[Items from an interface collection]
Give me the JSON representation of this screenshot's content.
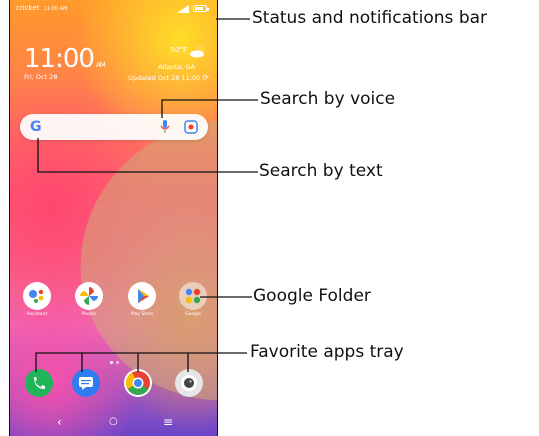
{
  "status_bar": {
    "carrier": "cricket",
    "time": "11:00 AM"
  },
  "clock": {
    "time": "11:00",
    "ampm": "AM",
    "date": "Fri, Oct 28"
  },
  "weather": {
    "temp": "50°F",
    "city": "Atlanta, GA",
    "updated": "Updated Oct 28 11:00"
  },
  "search": {
    "g_letter": "G"
  },
  "apps": [
    {
      "label": "Assistant"
    },
    {
      "label": "Photos"
    },
    {
      "label": "Play Store"
    },
    {
      "label": "Google"
    }
  ],
  "favorites": [
    {
      "name": "Phone"
    },
    {
      "name": "Messages"
    },
    {
      "name": "Chrome"
    },
    {
      "name": "Camera"
    }
  ],
  "navbar": {
    "back": "‹",
    "home": "○",
    "recents": "≡"
  },
  "callouts": {
    "status": "Status and notifications bar",
    "voice": "Search by voice",
    "text": "Search by text",
    "folder": "Google Folder",
    "tray": "Favorite apps tray"
  },
  "colors": {
    "google_blue": "#4285F4",
    "google_red": "#EA4335",
    "google_yellow": "#FBBC05",
    "google_green": "#34A853"
  }
}
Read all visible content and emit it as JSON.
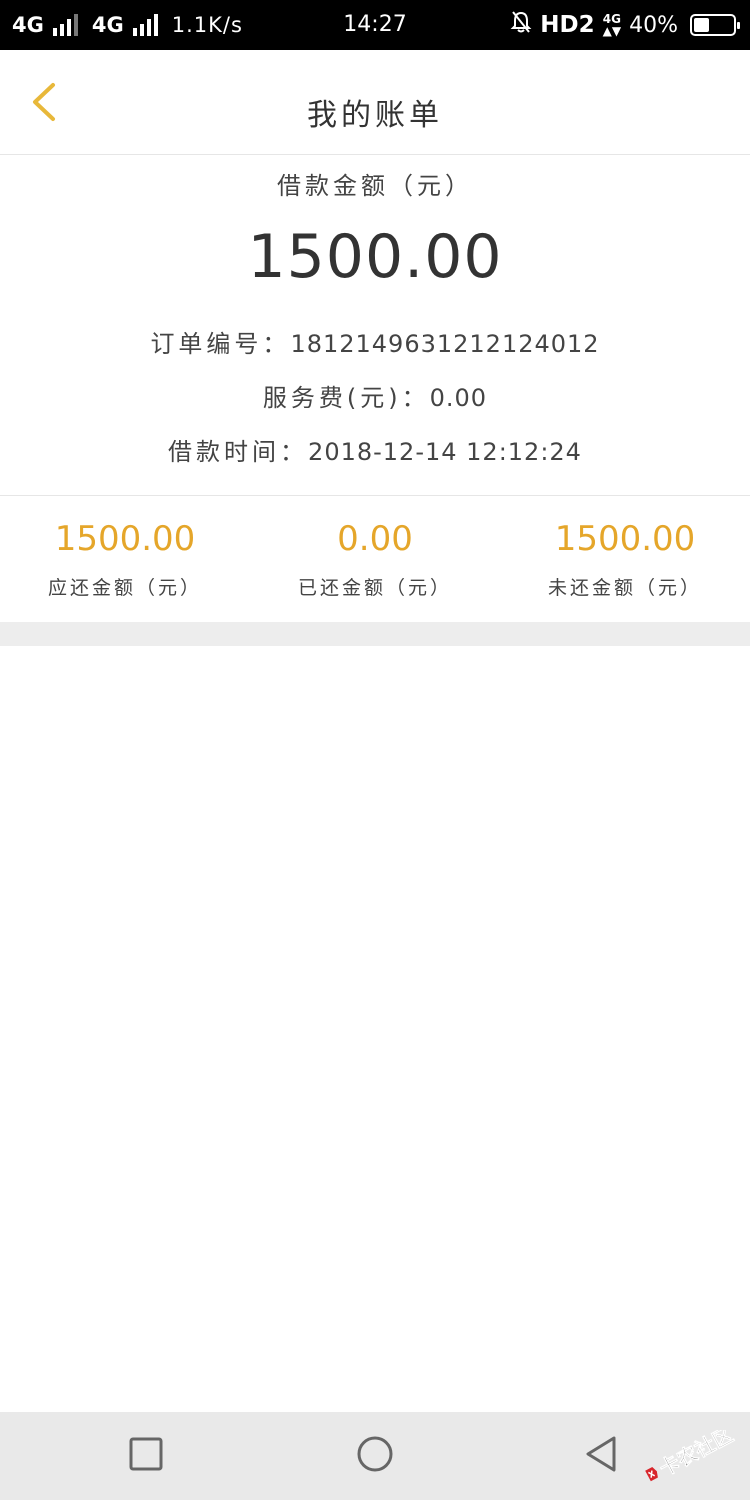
{
  "status_bar": {
    "network1": "4G",
    "network2": "4G",
    "speed": "1.1K/s",
    "time": "14:27",
    "hd_label": "HD2",
    "small_network": "4G",
    "battery": "40%",
    "battery_level_percent": 40
  },
  "header": {
    "title": "我的账单",
    "back_icon": "chevron-left-icon",
    "accent_color": "#e8b83a"
  },
  "loan": {
    "amount_label": "借款金额（元）",
    "amount": "1500.00",
    "order_no_label": "订单编号：",
    "order_no": "1812149631212124012",
    "fee_label": "服务费(元)：",
    "fee": "0.00",
    "time_label": "借款时间：",
    "time": "2018-12-14 12:12:24"
  },
  "stats": [
    {
      "value": "1500.00",
      "label": "应还金额（元）"
    },
    {
      "value": "0.00",
      "label": "已还金额（元）"
    },
    {
      "value": "1500.00",
      "label": "未还金额（元）"
    }
  ],
  "stat_color": "#e5a62a",
  "nav": {
    "recent_icon": "square-icon",
    "home_icon": "circle-icon",
    "back_icon": "triangle-back-icon"
  },
  "watermark": {
    "text": "卡农社区"
  }
}
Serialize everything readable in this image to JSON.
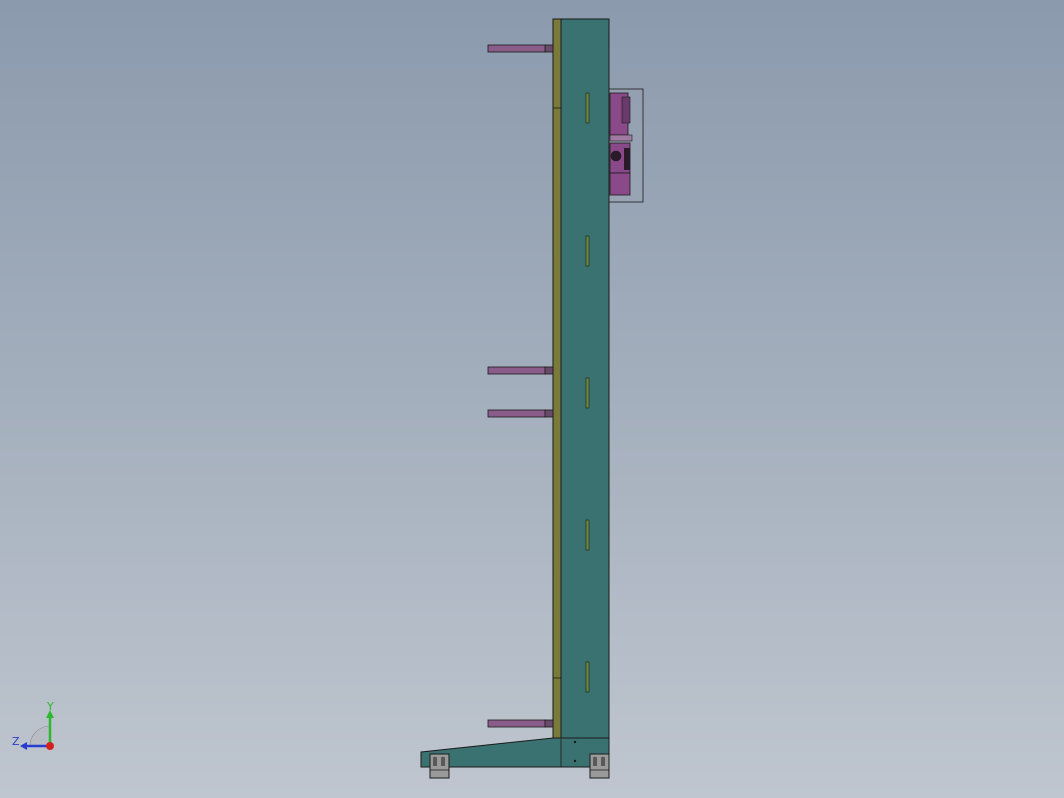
{
  "viewport": {
    "background_top": "#8b9aad",
    "background_bottom": "#bfc6cf"
  },
  "model": {
    "frame_color": "#3a7272",
    "rail_color": "#7a7a3a",
    "arm_color": "#8a5c8a",
    "slot_color": "#6a8a3a",
    "foot_color": "#9a9a9a",
    "motor_color": "#8a4a8a",
    "edge_color": "#1a1a1a"
  },
  "triad": {
    "y_label": "Y",
    "z_label": "Z",
    "y_color": "#2db82d",
    "z_color": "#2a3ccf",
    "x_color": "#d62020"
  }
}
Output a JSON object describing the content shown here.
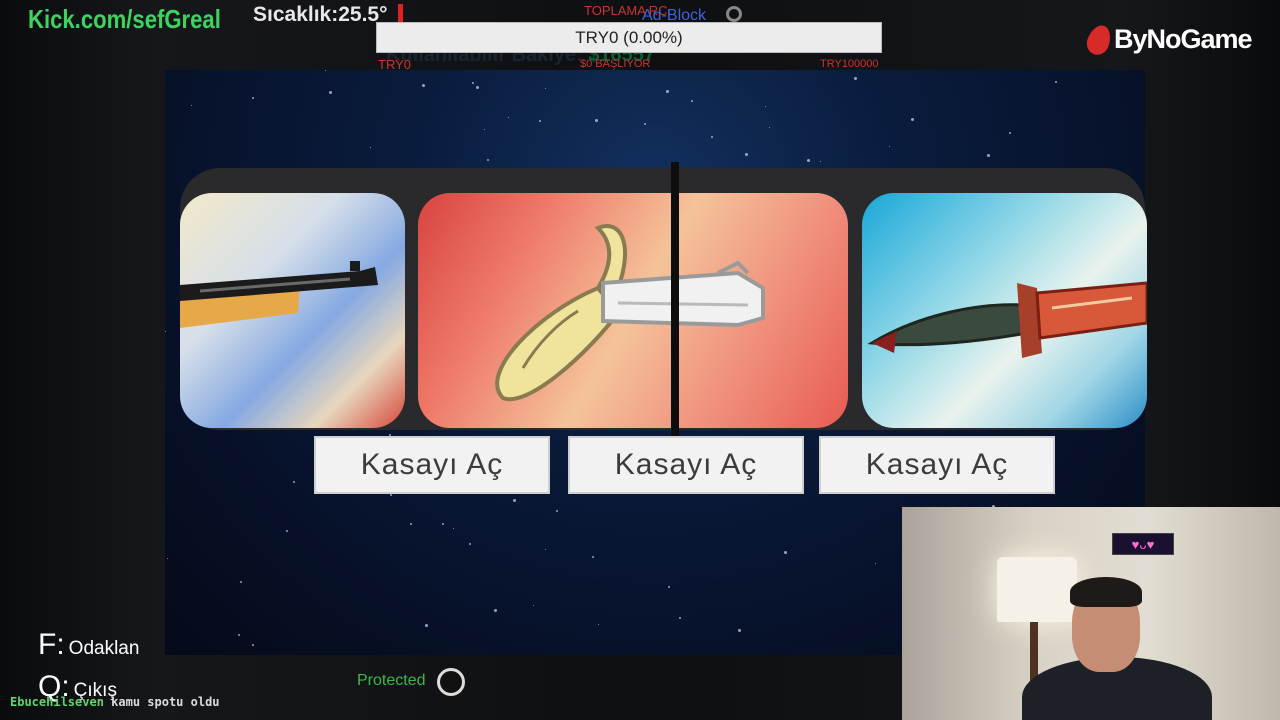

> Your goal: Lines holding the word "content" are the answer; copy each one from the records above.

> Task result:
Give me the JSON representation of this screenshot's content.
Read all visible content and emit it as JSON.
Output a JSON object describing the content shown here.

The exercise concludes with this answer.